Waste management that relies on TPA, Junerosano said, should be abandoned because of its high costs. Waste4Change research in 2019 showed that the city of Balikpapan in East Kalimantan spent operational costs of Rp422,145 per ton, which totals Rp71.97 billion to process 170,487 tons of trash a year. The city of Surabaya, meanwhile, spends Rp779,438 to process a ton of waste, or Rp639.64 billion to process 820,649 tons of waste annually. The waste fund from Balikpapan’s Regional budget is Rp68.88 billion, while Surabaya’s is Rp370.34 billion.
Waste4Change research also found that 64 percent of regency/city administrations that took part in its survey fund their waste processing from its regional budget and waste retribution. However, levy gathering is still done the conventional way, so only around 30 percent of the full potential is accrued. Junerosano believes that waste producers should be required to pay retributions in accordance to the volume of their waste. He did a simulation where low-income people pay Ro500 for each bag of trash, while higher-income residents pay Rp3,000. According to analysis done by the United Nations Environment Program and International Solid Waste Association in 2015, Junerosano added, waste processing costs in Indonesia amounted to between Rp750 and Rp1,750 for each kilogram.
Junerosano said that waste processing methods must change, it should no longer be gather-transport-dump at the TPA, but rather the inverted pyramid approach of reducing rubbish at its source. Junerosano gave an example that more than 50 percent of household rubbish is organic and could be turned into compost, and another 20 percent is inorganic trash that recyclable. “So only 30 percent is sent to the TPA,” Junerosano said. The government, he added, could start by requiring trash sorting, and for everyone to take part in a waste bank
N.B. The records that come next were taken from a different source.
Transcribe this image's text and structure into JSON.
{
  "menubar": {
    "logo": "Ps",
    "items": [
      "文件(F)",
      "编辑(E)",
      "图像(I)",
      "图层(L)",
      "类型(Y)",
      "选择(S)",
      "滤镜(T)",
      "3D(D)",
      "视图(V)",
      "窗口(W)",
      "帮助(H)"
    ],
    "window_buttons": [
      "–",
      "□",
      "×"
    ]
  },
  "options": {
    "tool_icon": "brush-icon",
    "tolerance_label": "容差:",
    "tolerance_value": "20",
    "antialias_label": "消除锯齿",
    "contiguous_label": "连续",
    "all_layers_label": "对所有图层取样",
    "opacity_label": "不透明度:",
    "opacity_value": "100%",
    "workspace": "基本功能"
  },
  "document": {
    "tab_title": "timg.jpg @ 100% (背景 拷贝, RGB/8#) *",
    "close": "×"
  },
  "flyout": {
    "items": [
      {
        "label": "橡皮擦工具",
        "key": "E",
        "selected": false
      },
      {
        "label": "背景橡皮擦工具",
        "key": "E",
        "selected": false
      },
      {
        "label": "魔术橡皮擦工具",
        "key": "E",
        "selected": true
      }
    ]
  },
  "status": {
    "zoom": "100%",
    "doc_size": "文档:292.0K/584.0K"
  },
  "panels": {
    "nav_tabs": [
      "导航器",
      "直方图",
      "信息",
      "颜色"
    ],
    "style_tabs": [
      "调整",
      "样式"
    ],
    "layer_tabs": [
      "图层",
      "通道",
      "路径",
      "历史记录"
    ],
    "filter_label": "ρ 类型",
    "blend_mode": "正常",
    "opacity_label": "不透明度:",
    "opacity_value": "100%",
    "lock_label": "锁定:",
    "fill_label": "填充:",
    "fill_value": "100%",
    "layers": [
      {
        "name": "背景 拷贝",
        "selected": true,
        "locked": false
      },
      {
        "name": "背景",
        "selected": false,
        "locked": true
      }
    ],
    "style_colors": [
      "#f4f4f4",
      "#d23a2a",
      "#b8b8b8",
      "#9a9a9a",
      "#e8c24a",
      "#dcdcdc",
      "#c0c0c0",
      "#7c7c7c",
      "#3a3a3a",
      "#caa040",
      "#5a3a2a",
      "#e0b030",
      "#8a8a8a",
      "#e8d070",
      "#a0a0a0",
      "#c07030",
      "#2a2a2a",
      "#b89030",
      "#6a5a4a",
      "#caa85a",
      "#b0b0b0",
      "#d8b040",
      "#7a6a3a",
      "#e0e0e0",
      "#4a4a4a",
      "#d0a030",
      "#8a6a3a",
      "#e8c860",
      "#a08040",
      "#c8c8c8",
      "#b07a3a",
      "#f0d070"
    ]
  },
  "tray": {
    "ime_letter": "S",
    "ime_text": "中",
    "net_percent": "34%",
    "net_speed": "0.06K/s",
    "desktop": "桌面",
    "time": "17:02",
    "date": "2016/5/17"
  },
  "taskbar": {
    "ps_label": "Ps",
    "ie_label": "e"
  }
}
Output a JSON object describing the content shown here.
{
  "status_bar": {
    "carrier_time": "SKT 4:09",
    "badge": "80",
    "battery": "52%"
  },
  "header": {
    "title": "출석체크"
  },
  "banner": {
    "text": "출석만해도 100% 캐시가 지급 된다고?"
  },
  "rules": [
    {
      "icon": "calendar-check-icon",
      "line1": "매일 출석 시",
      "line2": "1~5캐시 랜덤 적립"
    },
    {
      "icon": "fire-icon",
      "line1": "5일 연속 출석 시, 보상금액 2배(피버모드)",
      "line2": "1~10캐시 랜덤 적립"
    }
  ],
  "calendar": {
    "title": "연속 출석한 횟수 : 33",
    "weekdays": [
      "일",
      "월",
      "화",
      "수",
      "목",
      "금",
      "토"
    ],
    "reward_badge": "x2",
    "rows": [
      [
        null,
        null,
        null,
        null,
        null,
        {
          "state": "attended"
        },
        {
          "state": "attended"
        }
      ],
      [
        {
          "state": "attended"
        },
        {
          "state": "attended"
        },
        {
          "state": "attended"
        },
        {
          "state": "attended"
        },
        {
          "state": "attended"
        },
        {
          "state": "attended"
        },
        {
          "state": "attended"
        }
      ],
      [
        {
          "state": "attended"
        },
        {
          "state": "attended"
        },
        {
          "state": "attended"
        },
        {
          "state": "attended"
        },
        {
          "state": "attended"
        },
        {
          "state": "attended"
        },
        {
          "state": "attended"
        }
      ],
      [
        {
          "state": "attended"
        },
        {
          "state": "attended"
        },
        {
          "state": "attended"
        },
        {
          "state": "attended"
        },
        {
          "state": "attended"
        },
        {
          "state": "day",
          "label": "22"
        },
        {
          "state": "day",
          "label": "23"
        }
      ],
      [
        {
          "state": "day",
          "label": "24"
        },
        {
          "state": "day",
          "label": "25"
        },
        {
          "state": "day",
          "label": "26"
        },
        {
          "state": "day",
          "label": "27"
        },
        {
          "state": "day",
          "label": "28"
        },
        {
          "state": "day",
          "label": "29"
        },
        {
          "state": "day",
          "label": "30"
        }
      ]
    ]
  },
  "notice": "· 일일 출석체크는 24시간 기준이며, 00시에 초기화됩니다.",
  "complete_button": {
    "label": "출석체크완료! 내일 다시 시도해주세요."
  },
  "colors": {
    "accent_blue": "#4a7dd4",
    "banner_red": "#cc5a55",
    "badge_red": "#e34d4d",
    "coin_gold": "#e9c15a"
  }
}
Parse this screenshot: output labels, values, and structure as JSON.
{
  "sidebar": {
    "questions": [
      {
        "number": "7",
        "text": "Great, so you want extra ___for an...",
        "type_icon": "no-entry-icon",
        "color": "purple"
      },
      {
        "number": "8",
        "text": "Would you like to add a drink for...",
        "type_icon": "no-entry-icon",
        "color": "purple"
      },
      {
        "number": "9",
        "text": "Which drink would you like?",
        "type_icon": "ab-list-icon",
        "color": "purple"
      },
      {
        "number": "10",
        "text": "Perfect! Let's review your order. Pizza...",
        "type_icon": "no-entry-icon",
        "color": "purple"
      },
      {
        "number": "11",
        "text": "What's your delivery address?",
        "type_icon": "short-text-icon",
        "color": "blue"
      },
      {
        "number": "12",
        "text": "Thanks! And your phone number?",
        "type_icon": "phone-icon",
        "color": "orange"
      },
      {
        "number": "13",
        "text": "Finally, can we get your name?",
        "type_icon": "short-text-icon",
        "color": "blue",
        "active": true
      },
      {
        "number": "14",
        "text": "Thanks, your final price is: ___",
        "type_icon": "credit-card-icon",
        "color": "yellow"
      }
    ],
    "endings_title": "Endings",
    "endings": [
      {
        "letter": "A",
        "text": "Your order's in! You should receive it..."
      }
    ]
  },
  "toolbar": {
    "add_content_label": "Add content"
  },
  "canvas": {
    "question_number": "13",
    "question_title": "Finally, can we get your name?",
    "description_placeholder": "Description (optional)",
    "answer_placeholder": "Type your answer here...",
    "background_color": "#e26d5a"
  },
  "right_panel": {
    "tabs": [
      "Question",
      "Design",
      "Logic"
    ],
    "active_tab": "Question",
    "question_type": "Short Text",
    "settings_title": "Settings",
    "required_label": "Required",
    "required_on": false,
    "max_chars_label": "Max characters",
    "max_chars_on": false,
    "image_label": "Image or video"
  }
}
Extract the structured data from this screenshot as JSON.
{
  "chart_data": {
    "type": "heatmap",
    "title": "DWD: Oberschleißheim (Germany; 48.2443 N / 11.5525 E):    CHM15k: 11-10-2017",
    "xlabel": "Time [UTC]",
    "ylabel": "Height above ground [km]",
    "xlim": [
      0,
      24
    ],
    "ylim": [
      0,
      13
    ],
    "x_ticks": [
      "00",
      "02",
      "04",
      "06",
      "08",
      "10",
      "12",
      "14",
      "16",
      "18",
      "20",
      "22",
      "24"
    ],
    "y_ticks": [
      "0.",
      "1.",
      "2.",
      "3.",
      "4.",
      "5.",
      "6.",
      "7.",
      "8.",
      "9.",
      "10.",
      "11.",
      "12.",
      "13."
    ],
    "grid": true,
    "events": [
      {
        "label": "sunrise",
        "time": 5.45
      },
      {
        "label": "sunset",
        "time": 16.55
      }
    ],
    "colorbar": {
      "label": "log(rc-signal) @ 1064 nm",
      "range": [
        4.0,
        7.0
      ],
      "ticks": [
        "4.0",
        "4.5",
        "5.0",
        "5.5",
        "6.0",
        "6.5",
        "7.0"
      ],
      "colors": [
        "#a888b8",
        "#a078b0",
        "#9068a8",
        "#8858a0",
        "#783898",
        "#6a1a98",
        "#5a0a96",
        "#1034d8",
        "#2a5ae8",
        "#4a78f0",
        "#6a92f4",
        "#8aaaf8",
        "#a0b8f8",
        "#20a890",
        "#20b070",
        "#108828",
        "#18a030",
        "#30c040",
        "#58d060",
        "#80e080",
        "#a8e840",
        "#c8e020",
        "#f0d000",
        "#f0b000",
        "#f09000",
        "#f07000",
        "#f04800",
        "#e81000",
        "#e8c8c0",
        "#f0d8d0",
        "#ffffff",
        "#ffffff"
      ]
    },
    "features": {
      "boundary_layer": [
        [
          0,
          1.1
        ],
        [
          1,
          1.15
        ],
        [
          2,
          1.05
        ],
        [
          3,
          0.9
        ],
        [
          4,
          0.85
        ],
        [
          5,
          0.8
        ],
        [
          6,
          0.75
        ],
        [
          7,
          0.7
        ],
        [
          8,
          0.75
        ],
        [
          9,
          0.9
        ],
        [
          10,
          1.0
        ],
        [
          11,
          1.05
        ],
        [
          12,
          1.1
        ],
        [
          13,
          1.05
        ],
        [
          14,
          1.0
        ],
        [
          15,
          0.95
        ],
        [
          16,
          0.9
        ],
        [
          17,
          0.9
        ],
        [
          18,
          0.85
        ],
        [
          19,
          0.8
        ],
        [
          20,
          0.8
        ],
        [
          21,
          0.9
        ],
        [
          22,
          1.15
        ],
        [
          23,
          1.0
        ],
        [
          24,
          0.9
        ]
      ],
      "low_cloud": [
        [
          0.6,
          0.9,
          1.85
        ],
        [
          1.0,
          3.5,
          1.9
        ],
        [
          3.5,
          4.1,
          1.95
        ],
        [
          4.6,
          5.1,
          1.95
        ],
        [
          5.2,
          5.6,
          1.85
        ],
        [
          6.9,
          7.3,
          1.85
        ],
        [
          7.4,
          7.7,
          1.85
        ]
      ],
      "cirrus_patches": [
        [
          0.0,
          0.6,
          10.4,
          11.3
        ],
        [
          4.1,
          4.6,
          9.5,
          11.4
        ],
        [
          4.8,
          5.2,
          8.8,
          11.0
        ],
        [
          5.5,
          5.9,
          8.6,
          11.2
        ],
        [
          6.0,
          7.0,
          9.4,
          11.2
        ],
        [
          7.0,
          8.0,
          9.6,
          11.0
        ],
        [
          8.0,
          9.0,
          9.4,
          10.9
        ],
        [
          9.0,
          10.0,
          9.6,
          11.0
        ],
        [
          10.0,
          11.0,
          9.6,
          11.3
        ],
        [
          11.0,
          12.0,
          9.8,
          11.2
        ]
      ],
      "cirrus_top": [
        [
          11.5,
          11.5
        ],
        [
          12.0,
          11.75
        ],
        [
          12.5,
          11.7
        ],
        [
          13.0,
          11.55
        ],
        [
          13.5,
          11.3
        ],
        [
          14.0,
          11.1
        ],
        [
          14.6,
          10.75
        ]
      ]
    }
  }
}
The environment and forestry ministry said that waste processing contributes to the economy through a circular economy, and waste as an energy source. In the press conference for the National Waste Awareness Day, done online on February 18, Director-General for Waste, Waste Products and Toxic Material Management Rosa Vivien Ratnawati said this sector will be the driving force for economic development. “Waste as basic material for the economy is a new phase in Indonesian waste management. We leave behind the paradigm that waste is merely gather-transport-dump,” she said.